A Democratic member of the House Select Committee on Benghazi is calling for an end to the investigative body, but Republicans are hitting back hard, pointing out that the lawmaker, Adam Schiff, has largely served “in absentia,” attending only one of 45 interviews the committee has conducted.
Schiff, from California, issued the call to disband the committee in a New York Times op-ed published on Friday. He claimed that the panel has lost sight of it purpose of investigating the Sept. 11, 2012 attack on the U.S. consulate in Benghazi and is now focused only on taking down former Secretary of State Hillary Clinton.
“The committee is solely concerned with damaging her candidacy, searching for something, anything, that can be insinuated against her,” Schiff wrote in the op-ed.
But Republicans questioned how Schiff could make such a plea given that he’s rarely around to observe the committee’s work.

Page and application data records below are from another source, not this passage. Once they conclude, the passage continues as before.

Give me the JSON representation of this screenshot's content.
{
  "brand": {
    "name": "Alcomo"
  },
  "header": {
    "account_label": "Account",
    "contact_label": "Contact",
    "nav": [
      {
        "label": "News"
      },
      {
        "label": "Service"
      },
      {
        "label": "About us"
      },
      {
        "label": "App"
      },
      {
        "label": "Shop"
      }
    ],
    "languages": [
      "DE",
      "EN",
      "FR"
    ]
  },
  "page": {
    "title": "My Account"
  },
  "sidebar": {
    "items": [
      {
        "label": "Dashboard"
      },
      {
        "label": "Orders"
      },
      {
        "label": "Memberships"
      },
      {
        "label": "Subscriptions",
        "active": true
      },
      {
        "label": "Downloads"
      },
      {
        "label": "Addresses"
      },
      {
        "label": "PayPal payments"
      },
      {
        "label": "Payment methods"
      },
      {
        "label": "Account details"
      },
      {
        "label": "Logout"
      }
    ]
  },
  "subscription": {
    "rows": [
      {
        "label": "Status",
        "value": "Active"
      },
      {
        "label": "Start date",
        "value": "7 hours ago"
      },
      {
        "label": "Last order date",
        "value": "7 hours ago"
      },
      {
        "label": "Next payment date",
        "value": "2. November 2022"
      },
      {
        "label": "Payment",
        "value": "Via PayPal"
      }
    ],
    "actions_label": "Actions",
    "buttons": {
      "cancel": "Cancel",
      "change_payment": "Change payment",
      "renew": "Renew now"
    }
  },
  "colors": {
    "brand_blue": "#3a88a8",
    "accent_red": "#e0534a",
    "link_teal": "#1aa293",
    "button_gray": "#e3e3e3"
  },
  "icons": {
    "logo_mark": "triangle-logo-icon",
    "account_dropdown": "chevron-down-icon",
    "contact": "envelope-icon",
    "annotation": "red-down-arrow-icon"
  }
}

“It is interesting he made this call considering Mr. Schiff himself has only attended one of the more-than-45 interviews conducted to date by the Select Committee on Benghazi,” Jamal Ware, a spokesman for committee Republicans said in a statement on Friday.
“In fact, save for voting no to create the committee and then attending a press event on the now well-disproven Democrat talking point that all has been ‘asked and answered,’ Mr. Schiff has largely been a Member of the committee in absentia.”
Democrats and Republicans have battled over the direction of the committee since it was formed last year. Schiff, like nearly all House Democrats, voted against setting it up in the first place.
“Whatever their original purpose, the Select Committee’s leaders appear no longer to have any interest in Benghazi, except as the tragic events of that day may be used as a cudgel against the likely Democratic nominee for president,” Schiff wrote in his op-ed.
While Republicans have long questioned decisions made by Clinton and her State Department aides before and after the Benghazi attack, which left four Americans dead, the Benghazi Committee took a new direction when it discovered that Clinton used an off-the-books email account during her time in office.
That discovery, which Ware notes would not have come about without the committee, has ballooned into a scandal in which the FBI is involved.
Meanwhile, the committee has interviewed several of Clinton’s aides and associates. Clinton herself is scheduled to testify publicly next month.
Ware also noted that Schiff was not present during testimony given Thursday by top Clinton aide, Cheryl Mills. He also slammed Democrats for leaking information about that testimony.
“Perhaps Mr. Schiff could shed some light on the testimony offered yesterday by Ms. Mills — the Democrats seemed to have a lot to selectively leak about that session despite the fact that Chairman Gowdy and Ranking Member Cummings agreed to treat the session as classified,” Ware wrote. “But that would have required Mr. Schiff to actually show up, something he has not done during the pendency of the Benghazi Investigation.”
Maryland U.S. Rep. Elijah Cummings, the ranking Democrat on the committee, responded to Ware’s statement later on Friday.
“Congressman Schiff’s op-ed in the New York Times seems to have struck a nerve with the Republican press staffer on the Benghazi Committee, who responded by posting a bizarre, highly defensive, and erratic statement overflowing with false claims,” Cummings said. In particular, he disputed Ware’s claim that he and Gowdy agreed that Mills’ interview would be treated as classified.
This post has been updated with Cummings’ statement.